Nearly 300 companies that received up to $500 million in Paycheck Protection Program funding have filed for bankruptcy, according to an analysis of government data and court filings conducted by The Wall Street Journal—a figure that’s “likely far higher” as the research only examined the PPP’s biggest borrowers.
The companies that have filed for bankruptcy employed a total of 23,400 workers, with many of them citing that the PPP didn’t provide enough funding to sustain the brutal economic downturn from the coronavirus pandemic. Some also noted that the lack of additional relief from Congress since the Cares Act in March interfered with their business operations.
The Wall Street Journal’s findings scanned only the big borrowers from the PPP, which comprised about half of the overall loans and about 13.5 percent of the number of participants. The publication added that many small businesses tend to liquidate, rather than file for bankruptcy when halting a business.
The Small Business Administration (SBA) has pumped about $525 billion in PPP loans to 5.2 million companies since April, but the administration has only reported data on the biggest borrowers in the program. These companies that filed for bankruptcy borrowed between $228 million and $509 million.
About fifty percent of the 285 companies that The Wall Street Journal identified have filed for bankruptcy since August, around the same time Cares Act federal relief expired.

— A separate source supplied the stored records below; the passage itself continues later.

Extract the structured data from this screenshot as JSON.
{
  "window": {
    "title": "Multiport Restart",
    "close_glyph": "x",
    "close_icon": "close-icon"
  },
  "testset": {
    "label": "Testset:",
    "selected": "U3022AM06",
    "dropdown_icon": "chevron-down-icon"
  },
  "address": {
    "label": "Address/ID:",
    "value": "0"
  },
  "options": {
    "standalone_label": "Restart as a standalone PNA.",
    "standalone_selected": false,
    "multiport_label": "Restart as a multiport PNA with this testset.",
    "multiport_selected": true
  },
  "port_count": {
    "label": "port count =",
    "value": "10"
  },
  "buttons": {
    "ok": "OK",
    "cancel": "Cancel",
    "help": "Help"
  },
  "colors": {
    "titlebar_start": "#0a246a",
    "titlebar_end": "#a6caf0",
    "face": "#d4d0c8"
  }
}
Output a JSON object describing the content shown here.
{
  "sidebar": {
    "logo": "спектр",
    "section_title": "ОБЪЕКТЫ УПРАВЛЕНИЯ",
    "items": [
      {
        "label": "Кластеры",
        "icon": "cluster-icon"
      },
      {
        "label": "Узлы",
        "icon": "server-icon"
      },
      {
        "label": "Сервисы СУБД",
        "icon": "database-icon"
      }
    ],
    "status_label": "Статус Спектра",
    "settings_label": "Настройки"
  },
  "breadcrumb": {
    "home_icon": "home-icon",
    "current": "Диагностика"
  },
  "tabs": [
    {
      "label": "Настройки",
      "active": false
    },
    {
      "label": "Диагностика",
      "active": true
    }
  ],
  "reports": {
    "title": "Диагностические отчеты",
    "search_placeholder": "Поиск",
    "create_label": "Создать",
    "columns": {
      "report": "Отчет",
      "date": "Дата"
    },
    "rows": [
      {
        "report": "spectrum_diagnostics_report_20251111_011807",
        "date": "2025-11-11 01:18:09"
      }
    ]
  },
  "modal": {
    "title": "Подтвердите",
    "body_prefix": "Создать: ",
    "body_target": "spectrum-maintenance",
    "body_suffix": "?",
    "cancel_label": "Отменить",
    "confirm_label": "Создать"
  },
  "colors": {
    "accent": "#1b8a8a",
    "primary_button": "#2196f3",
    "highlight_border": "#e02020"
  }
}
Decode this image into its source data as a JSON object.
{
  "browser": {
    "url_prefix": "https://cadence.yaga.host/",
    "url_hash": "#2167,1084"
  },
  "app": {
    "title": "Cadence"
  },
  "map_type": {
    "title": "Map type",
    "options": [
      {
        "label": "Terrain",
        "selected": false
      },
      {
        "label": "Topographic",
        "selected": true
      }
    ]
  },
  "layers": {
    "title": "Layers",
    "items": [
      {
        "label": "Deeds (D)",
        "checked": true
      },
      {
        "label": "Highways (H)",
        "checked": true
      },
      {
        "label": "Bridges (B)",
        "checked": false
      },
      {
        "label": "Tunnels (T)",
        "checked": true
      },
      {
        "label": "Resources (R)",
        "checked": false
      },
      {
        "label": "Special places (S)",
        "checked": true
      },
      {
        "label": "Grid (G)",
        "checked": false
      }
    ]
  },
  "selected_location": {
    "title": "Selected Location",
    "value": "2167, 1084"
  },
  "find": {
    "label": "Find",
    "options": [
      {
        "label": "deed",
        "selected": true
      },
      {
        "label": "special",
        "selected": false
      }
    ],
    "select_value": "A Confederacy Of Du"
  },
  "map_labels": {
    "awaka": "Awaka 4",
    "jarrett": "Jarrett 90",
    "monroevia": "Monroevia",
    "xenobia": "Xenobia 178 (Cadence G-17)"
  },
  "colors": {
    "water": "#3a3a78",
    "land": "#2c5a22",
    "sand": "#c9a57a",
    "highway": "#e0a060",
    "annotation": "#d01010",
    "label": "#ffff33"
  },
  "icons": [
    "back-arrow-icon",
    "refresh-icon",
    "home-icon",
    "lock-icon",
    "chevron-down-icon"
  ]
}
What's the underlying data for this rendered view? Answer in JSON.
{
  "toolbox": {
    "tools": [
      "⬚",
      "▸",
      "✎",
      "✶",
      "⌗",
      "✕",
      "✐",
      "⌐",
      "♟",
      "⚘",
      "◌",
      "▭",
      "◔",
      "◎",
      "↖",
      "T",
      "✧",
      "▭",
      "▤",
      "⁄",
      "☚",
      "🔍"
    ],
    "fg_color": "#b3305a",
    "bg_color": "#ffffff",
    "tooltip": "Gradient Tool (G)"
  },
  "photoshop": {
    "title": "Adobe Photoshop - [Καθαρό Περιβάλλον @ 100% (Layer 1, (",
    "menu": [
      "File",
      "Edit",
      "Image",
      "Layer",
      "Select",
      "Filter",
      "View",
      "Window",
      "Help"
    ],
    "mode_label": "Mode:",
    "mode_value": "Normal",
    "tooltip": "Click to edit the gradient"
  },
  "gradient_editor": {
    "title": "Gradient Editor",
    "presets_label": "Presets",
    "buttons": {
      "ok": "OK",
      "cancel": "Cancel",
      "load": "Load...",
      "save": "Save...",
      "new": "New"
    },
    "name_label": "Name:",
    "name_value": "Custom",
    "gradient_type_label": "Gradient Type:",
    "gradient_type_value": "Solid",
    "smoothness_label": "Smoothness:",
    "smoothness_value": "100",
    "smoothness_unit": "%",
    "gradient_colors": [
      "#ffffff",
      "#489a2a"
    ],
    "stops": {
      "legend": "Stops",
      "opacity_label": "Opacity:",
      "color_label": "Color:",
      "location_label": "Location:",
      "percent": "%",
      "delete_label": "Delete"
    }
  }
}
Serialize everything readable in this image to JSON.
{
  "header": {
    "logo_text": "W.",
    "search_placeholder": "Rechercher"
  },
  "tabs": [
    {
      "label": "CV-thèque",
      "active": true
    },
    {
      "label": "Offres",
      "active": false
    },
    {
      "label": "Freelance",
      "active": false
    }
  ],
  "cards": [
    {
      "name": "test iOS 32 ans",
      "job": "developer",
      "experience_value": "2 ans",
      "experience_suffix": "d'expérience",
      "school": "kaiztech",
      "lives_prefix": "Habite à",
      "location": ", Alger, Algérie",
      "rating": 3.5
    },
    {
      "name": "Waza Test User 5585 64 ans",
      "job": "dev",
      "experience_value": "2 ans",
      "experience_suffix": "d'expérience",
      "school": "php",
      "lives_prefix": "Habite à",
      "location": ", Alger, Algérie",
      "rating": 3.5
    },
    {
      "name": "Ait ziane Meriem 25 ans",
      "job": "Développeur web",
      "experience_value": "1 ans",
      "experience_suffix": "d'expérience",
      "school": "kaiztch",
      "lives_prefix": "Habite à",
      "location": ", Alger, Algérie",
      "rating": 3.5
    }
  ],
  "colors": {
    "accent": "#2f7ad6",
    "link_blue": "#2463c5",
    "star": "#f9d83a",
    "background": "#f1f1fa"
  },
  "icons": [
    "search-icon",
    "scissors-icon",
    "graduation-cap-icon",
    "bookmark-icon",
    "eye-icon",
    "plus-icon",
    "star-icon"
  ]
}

These firms resided in nearly every state, referring to the seething pandemic as the reason for their bankruptcies.
But economists indicated that the bankruptcy data will likely grow in the upcoming months, especially with no federal relief in sight and with the new statewide restrictions on restaurants and small businesses that have been implemented to contain the spread of the virus.
“I would be very surprised if we do not see a sharp acceleration in bankruptcies over the next few months especially if we do not get an early budget support program for small and medium-sized companies,” Desmond Lachman, a contributor to the National Interest and a resident fellow at the American Enterprise Institute (AEI), said.
Lachman continued to say that it’s not just the “very dark Covid-19 winter” with unseen reported cases that will have a financial impact on these firms. He said, “It is also that we are already seeing many states reacting to the increased Covid-19 incidence of cases by rolling back significantly the earlier easing in the lockdown. These new restrictions are likely to fall most heavily on those small and medium-sized businesses that are in no position to absorb another Covid-19 shock and that could be tipped over the brink.”
Kyle Pomerleau, economist and resident fellow at AEI, added that the overall second wave of the deadly disease could make customers less energized to go out in public to many of these businesses.
“A second wave will certainly have an adverse effect on small business cash flow. Regardless of whether there are state-wide or local lockdowns, individuals may be unwilling to risk infection by going to these businesses,” Pomerleau said. “As such, I think that the federal government should provide some level of support over the winter months as we get closer to the vaccine's availability.”
Negotiations between Senate Majority Leader Mitch McConnell (R-Ky.) and House Speaker Nancy Pelosi (D-Calif.) over another stimulus package have hit a brick wall, even with the second, deadly wave of the virus hitting almost every state in the United States. Both haven’t budged to strike a deal and compromise, as the two remain divided on several crucial provisions within the bill. McConnell and other Senate Republicans have proposed drafting a “targeted” bill that focuses on certain provisions like vaccine distribution, small businesses and unemployment insurance, rather than all.
“My hope is that we can have a bipartisan group here in the Senate,” Sen. Rob Portman (R-Ohio), a member of the Finance Committee, told CNBC on Tuesday. “I’ve been talking to colleagues on both sides of the aisle on this, to help on a targeted, effective program that deals with what we have to deal with now, to get through this valley, really, between now and March.”
Rachel Bucchino is a reporter at the National Interest. Her work has appeared in The Washington Post, U.S. News & World Report and The Hill.